A persuasive argument for such a move was the rather bizarre cameo appearances from Balls, Miliband and Izzard during the election campaign. Their contribution was always unclear, trying to enunciate a knife crime policy that they had no link to and then sermonising on UK economics that just felt irrelevant given the context, before hopping on a train in the afternoon and out of the fray. Ed Miliband held Scotland up as a springboard to success at Westminster but then spent May 6th in Kent to celebrate a half-decent performance down there in the garden of England. The Labour leader may have been better served heading North and showing real leadership by commiserating with his colleagues.

For me, Labour’s solution is not to split off its Scottish element away from London HQ, as the Nats would wish it. The solution is simply to improve communication between London and Edinburgh. A party blueprint for policy at Westminster and how a Holyrood agenda can dovetail into that blueprint, or vice versa, should in theory be a powerful campaign weapon, particularly against an SNP that only ever has one side of the cross-border approach to a problem at its disposal.

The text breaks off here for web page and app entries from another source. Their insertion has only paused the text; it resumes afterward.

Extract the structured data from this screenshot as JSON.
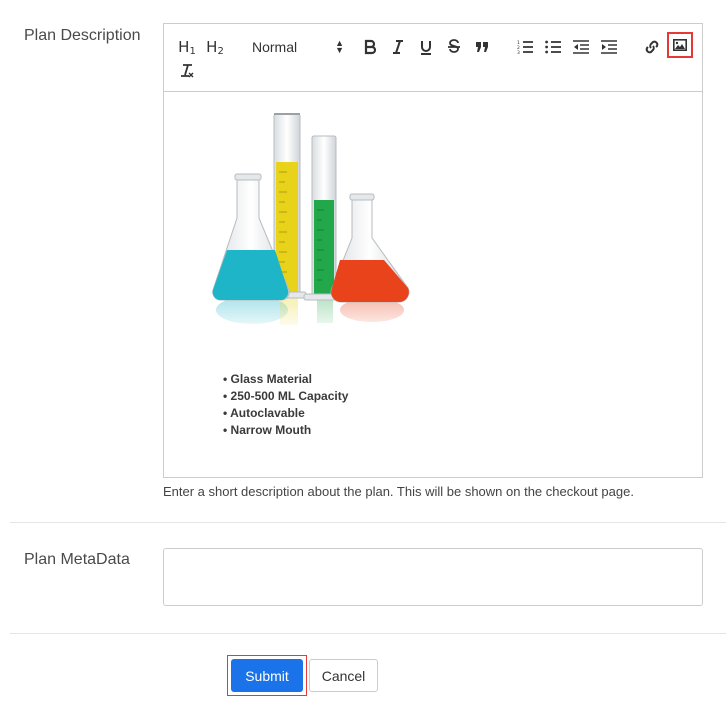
{
  "description_field": {
    "label": "Plan Description",
    "toolbar": {
      "header1": "H1",
      "header2": "H2",
      "format_select": "Normal",
      "highlighted_tool": "image-icon"
    },
    "content": {
      "image_alt": "laboratory glassware",
      "bullets": [
        "Glass Material",
        "250-500 ML Capacity",
        "Autoclavable",
        "Narrow Mouth"
      ]
    },
    "help_text": "Enter a short description about the plan. This will be shown on the checkout page."
  },
  "metadata_field": {
    "label": "Plan MetaData",
    "value": ""
  },
  "actions": {
    "submit_label": "Submit",
    "cancel_label": "Cancel"
  },
  "colors": {
    "submit_bg": "#1a73e8",
    "highlight": "#e53935",
    "liquid_cyan": "#1fb5c8",
    "liquid_yellow": "#e8d21a",
    "liquid_green": "#22a84a",
    "liquid_orange": "#e8431a"
  }
}
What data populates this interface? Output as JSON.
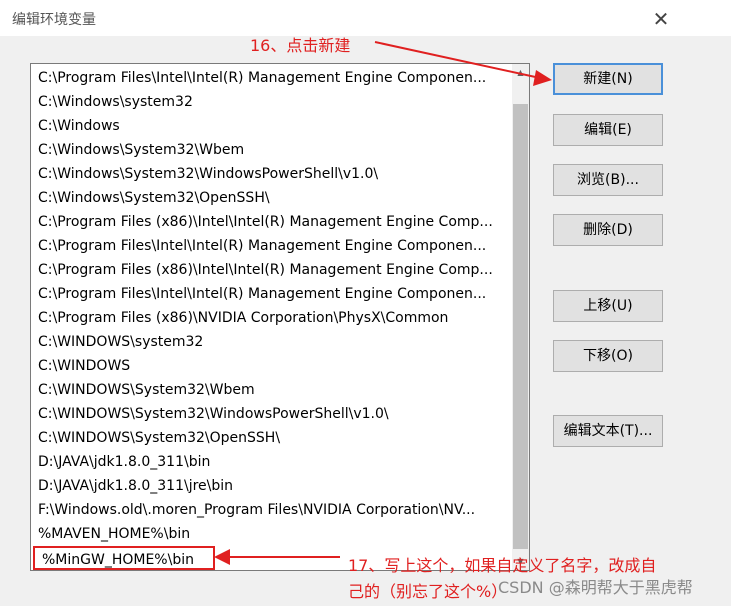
{
  "dialog": {
    "title": "编辑环境变量",
    "close_glyph": "✕"
  },
  "list": {
    "items": [
      "C:\\Program Files\\Intel\\Intel(R) Management Engine Componen...",
      "C:\\Windows\\system32",
      "C:\\Windows",
      "C:\\Windows\\System32\\Wbem",
      "C:\\Windows\\System32\\WindowsPowerShell\\v1.0\\",
      "C:\\Windows\\System32\\OpenSSH\\",
      "C:\\Program Files (x86)\\Intel\\Intel(R) Management Engine Comp...",
      "C:\\Program Files\\Intel\\Intel(R) Management Engine Componen...",
      "C:\\Program Files (x86)\\Intel\\Intel(R) Management Engine Comp...",
      "C:\\Program Files\\Intel\\Intel(R) Management Engine Componen...",
      "C:\\Program Files (x86)\\NVIDIA Corporation\\PhysX\\Common",
      "C:\\WINDOWS\\system32",
      "C:\\WINDOWS",
      "C:\\WINDOWS\\System32\\Wbem",
      "C:\\WINDOWS\\System32\\WindowsPowerShell\\v1.0\\",
      "C:\\WINDOWS\\System32\\OpenSSH\\",
      "D:\\JAVA\\jdk1.8.0_311\\bin",
      "D:\\JAVA\\jdk1.8.0_311\\jre\\bin",
      "F:\\Windows.old\\.moren_Program Files\\NVIDIA Corporation\\NV...",
      "%MAVEN_HOME%\\bin",
      "%MinGW_HOME%\\bin"
    ]
  },
  "buttons": {
    "new": "新建(N)",
    "edit": "编辑(E)",
    "browse": "浏览(B)...",
    "delete": "删除(D)",
    "move_up": "上移(U)",
    "move_down": "下移(O)",
    "edit_text": "编辑文本(T)..."
  },
  "annotations": {
    "step16": "16、点击新建",
    "step17_line1": "17、写上这个，如果自定义了名字，改成自",
    "step17_line2": "己的（别忘了这个%）"
  },
  "watermark": "CSDN @森明帮大于黑虎帮",
  "colors": {
    "annotation": "#e02020",
    "button_focus": "#4a90d9"
  }
}
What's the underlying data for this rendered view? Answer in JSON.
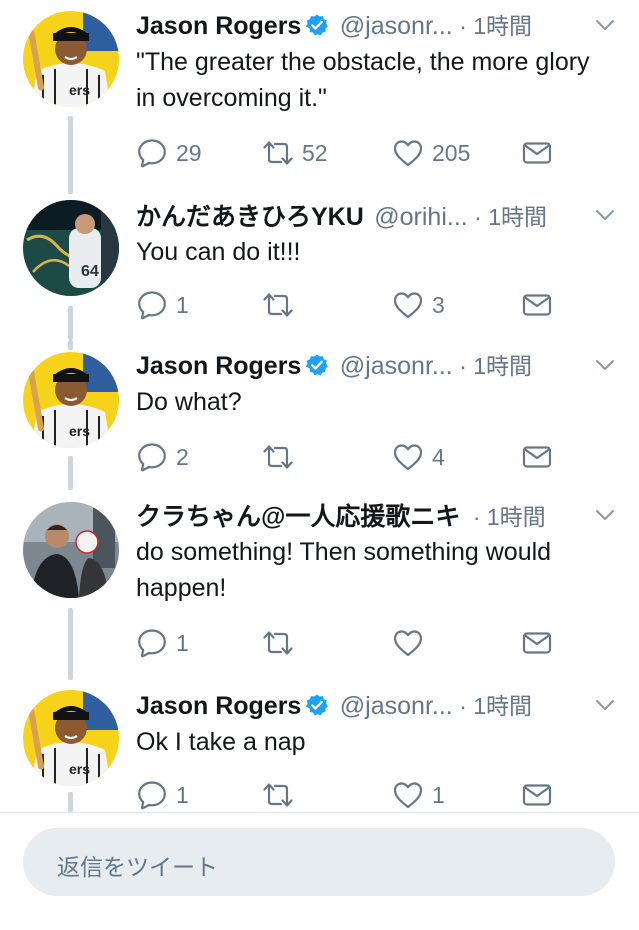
{
  "tweets": [
    {
      "name": "Jason Rogers",
      "verified": true,
      "handle": "@jasonr...",
      "time": "· 1時間",
      "text": "\"The greater the obstacle, the more glory in overcoming it.\"",
      "replies": "29",
      "retweets": "52",
      "likes": "205",
      "avatar": "tigers-cartoon-avatar"
    },
    {
      "name": "かんだあきひろYKU",
      "verified": false,
      "handle": "@orihi...",
      "time": "· 1時間",
      "text": "You can do it!!!",
      "replies": "1",
      "retweets": "",
      "likes": "3",
      "avatar": "baseball-photo-avatar"
    },
    {
      "name": "Jason Rogers",
      "verified": true,
      "handle": "@jasonr...",
      "time": "· 1時間",
      "text": "Do what?",
      "replies": "2",
      "retweets": "",
      "likes": "4",
      "avatar": "tigers-cartoon-avatar"
    },
    {
      "name": "クラちゃん@一人応援歌ニキ",
      "verified": false,
      "handle": "",
      "time": "· 1時間",
      "text": "do something! Then something would happen!",
      "replies": "1",
      "retweets": "",
      "likes": "",
      "avatar": "two-people-photo-avatar"
    },
    {
      "name": "Jason Rogers",
      "verified": true,
      "handle": "@jasonr...",
      "time": "· 1時間",
      "text": "Ok I take a nap",
      "replies": "1",
      "retweets": "",
      "likes": "1",
      "avatar": "tigers-cartoon-avatar"
    }
  ],
  "reply_bar": {
    "placeholder": "返信をツイート"
  },
  "colors": {
    "text": "#14171a",
    "secondary": "#657786",
    "verified": "#1da1f2",
    "thread_line": "#ccd6dd",
    "reply_bar_bg": "#e6ecf0",
    "avatar_yellow": "#f7d21b"
  },
  "icons": [
    "reply-icon",
    "retweet-icon",
    "like-icon",
    "dm-icon",
    "chevron-down-icon",
    "verified-badge-icon"
  ]
}
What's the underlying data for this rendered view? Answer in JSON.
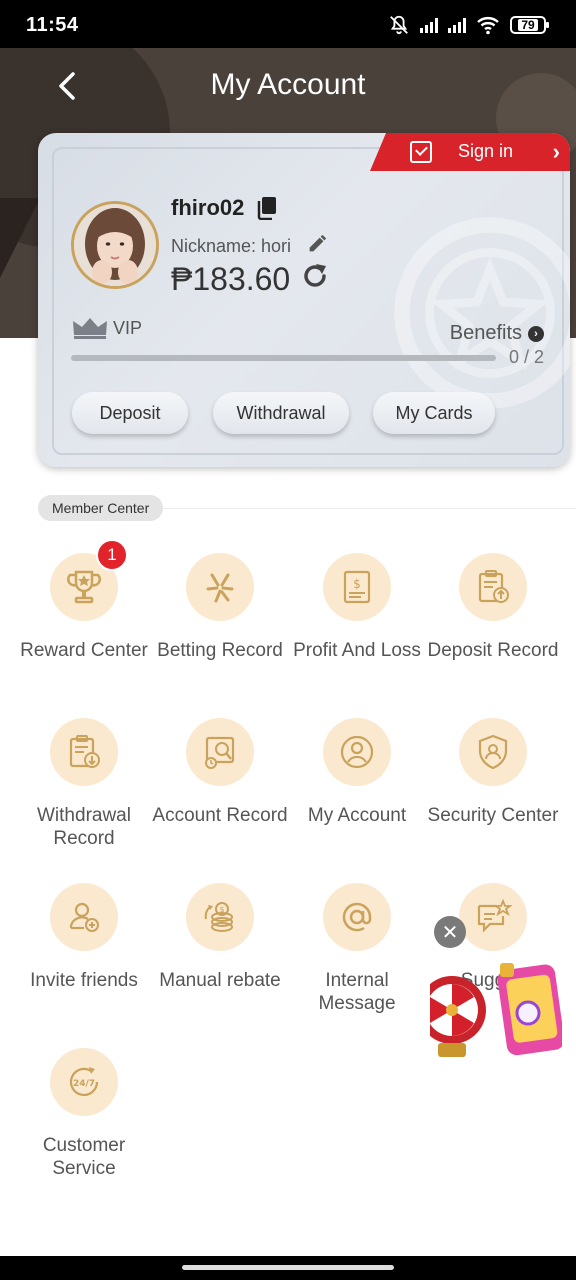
{
  "status_bar": {
    "time": "11:54",
    "battery": "79"
  },
  "header": {
    "title": "My Account"
  },
  "account": {
    "sign_in_label": "Sign in",
    "username": "fhiro02",
    "nickname": "Nickname: hori",
    "balance": "₱183.60",
    "vip_label": "VIP",
    "benefits_label": "Benefits",
    "progress_text": "0 / 2",
    "progress_fraction": 0,
    "buttons": {
      "deposit": "Deposit",
      "withdrawal": "Withdrawal",
      "my_cards": "My Cards"
    }
  },
  "member_center": {
    "title": "Member Center",
    "items": [
      {
        "label": "Reward Center",
        "icon": "trophy-icon",
        "badge": "1"
      },
      {
        "label": "Betting Record",
        "icon": "betting-icon"
      },
      {
        "label": "Profit And Loss",
        "icon": "document-icon"
      },
      {
        "label": "Deposit Record",
        "icon": "deposit-record-icon"
      },
      {
        "label": "Withdrawal Record",
        "icon": "withdrawal-record-icon"
      },
      {
        "label": "Account Record",
        "icon": "account-record-icon"
      },
      {
        "label": "My Account",
        "icon": "user-icon"
      },
      {
        "label": "Security Center",
        "icon": "shield-icon"
      },
      {
        "label": "Invite friends",
        "icon": "invite-icon"
      },
      {
        "label": "Manual rebate",
        "icon": "coins-icon"
      },
      {
        "label": "Internal Message",
        "icon": "at-icon"
      },
      {
        "label": "Sugges",
        "icon": "suggestion-icon"
      },
      {
        "label": "Customer Service",
        "icon": "24-7-icon"
      }
    ]
  },
  "colors": {
    "accent": "#c9a25c",
    "sign_in": "#d8232a",
    "icon_bg": "#fbe9cf",
    "header": "#4a413b"
  }
}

For renewable power, joined up thinking and cohesive pledges on the Grid (UK policy) and Scotland’s renewable revolution (largely Holyrood’s area) should have been a no-brainer for any of the Westminster-led parties, the Olympics come to the UK next year but no-one sold the Scottish benefits that I could see and even seemingly distinct policy areas such as health and education could have come with the refrain that increased spending in London under Labour means more spending, with shared intellectual economies of scale, under Labour in Edinburgh.

It’s more subtle than ‘now that the Tories are back’ but it is also surely more persuasive and effective. It is basically an explanation of how any union divided can compliment strictly devolved policies but it was curiously absent over the past month or two and it is curiously absent now.

Scotland and Britain used to get its knickers in a twist over Andy Murray and what colours were on his sweatbands and what flag he would hoist if he won a competition. That distraction soon made way for a nationwide acceptance that the guy was an ace tennis player and it really didn’t matter who he belonged to. Labour should learn from that and start realising that it doesn’t matter what colours it is draped in, it is what is under the bonnet that counts.